### What is needed
For each line of the listing below that contains the string "portefeuille", copy the line.
────────────────────────────────────────
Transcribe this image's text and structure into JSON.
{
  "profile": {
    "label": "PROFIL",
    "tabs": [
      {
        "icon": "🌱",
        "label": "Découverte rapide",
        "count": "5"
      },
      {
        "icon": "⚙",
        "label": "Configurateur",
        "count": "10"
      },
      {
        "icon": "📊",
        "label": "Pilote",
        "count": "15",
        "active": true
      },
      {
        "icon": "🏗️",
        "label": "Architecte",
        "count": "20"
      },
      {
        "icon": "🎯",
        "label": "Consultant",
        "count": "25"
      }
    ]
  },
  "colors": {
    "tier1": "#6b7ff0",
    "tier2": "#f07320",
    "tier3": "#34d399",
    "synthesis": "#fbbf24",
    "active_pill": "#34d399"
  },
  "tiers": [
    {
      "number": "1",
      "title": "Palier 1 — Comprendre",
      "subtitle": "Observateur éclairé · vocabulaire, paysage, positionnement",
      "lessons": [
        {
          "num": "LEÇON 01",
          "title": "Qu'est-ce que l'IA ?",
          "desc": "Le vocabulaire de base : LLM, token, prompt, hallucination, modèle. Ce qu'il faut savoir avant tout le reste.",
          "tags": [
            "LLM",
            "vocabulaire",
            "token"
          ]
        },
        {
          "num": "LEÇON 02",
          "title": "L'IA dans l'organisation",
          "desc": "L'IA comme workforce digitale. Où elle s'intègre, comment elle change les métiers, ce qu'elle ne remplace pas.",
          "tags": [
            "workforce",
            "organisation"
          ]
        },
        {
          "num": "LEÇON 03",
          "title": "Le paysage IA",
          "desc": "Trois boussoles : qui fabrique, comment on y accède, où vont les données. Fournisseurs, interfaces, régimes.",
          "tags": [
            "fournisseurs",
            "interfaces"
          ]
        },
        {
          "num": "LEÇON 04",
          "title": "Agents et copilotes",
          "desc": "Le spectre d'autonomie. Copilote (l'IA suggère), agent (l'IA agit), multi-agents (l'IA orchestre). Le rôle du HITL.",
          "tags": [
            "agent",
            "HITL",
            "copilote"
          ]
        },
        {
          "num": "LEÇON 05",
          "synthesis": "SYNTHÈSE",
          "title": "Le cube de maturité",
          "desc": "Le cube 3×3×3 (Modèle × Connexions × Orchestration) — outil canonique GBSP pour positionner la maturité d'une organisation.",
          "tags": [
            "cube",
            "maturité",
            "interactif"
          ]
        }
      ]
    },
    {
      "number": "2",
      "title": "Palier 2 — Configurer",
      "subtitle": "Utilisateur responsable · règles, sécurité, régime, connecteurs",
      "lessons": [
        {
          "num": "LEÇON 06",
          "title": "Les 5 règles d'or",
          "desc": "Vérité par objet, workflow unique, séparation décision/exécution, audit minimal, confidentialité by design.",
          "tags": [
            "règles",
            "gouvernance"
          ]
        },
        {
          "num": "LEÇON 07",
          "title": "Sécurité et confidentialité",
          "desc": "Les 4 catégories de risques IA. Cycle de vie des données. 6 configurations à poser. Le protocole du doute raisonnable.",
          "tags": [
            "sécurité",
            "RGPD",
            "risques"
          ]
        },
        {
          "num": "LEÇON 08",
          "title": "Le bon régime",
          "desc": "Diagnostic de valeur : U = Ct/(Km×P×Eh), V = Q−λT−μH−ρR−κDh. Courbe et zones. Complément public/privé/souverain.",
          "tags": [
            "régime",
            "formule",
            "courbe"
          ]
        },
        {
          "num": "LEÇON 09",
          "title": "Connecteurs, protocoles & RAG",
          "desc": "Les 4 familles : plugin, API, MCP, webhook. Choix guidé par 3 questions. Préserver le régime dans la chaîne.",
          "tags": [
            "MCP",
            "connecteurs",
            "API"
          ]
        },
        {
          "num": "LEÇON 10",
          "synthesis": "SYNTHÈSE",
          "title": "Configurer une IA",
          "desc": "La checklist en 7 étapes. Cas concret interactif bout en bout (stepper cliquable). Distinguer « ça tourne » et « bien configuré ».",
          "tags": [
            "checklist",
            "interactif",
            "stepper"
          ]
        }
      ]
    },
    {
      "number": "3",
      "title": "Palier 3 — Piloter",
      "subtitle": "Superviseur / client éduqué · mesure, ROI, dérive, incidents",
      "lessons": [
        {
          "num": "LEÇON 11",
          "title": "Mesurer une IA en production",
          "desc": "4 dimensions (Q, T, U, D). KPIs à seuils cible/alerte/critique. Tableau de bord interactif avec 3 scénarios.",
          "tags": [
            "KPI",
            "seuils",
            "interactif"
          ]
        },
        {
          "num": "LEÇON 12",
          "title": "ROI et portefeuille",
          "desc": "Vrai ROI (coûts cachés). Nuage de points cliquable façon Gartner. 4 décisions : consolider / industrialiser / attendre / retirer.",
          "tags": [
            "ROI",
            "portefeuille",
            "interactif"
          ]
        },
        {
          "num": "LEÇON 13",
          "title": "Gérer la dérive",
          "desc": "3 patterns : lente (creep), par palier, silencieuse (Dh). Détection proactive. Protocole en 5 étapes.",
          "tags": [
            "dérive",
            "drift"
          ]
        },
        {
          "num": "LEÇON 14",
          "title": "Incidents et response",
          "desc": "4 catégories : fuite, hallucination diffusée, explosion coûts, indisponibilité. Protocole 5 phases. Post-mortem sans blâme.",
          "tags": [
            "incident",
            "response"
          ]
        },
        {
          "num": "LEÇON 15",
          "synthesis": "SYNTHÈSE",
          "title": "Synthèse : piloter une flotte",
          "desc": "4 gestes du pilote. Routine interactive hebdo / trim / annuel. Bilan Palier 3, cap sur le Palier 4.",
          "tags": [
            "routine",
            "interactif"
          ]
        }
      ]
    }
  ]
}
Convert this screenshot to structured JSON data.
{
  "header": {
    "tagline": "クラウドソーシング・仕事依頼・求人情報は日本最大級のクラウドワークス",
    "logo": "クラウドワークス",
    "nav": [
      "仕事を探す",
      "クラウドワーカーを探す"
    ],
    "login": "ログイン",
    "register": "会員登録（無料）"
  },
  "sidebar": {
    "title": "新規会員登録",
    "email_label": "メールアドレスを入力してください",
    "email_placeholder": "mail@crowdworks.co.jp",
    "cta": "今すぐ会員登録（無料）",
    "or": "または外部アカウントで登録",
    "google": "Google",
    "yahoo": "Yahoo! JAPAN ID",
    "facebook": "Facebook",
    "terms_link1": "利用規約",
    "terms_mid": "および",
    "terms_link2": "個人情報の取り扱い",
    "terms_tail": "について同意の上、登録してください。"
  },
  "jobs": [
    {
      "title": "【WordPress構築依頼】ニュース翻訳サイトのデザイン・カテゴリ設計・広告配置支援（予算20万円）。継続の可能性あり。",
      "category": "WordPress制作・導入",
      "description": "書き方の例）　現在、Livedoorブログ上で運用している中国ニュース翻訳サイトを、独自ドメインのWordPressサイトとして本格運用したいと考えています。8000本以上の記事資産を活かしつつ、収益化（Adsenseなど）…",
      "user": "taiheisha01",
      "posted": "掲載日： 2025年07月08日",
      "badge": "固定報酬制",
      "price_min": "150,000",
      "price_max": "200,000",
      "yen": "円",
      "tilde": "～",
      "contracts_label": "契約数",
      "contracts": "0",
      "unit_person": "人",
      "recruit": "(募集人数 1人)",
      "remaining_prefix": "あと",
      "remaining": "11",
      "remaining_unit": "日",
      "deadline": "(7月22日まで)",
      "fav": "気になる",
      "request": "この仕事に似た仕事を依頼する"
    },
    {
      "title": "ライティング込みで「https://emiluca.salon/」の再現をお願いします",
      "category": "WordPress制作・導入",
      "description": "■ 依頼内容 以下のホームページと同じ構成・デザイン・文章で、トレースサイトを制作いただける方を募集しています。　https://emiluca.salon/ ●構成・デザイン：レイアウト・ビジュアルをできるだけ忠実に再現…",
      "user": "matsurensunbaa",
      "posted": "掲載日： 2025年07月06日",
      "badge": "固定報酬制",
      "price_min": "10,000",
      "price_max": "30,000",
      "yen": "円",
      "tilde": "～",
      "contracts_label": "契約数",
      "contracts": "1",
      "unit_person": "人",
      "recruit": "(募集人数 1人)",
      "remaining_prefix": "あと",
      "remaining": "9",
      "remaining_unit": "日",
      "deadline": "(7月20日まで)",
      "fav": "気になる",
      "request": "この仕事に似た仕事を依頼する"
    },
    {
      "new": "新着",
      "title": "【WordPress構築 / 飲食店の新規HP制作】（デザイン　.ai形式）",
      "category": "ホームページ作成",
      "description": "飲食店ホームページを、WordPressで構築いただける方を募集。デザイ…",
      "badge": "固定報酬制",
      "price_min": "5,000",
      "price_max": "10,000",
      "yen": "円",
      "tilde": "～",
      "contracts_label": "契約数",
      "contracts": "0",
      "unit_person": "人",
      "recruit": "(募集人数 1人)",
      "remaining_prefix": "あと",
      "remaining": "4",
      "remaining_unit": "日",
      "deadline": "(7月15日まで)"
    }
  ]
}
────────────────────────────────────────
### Response below
          "title": "ROI et portefeuille",
            "portefeuille",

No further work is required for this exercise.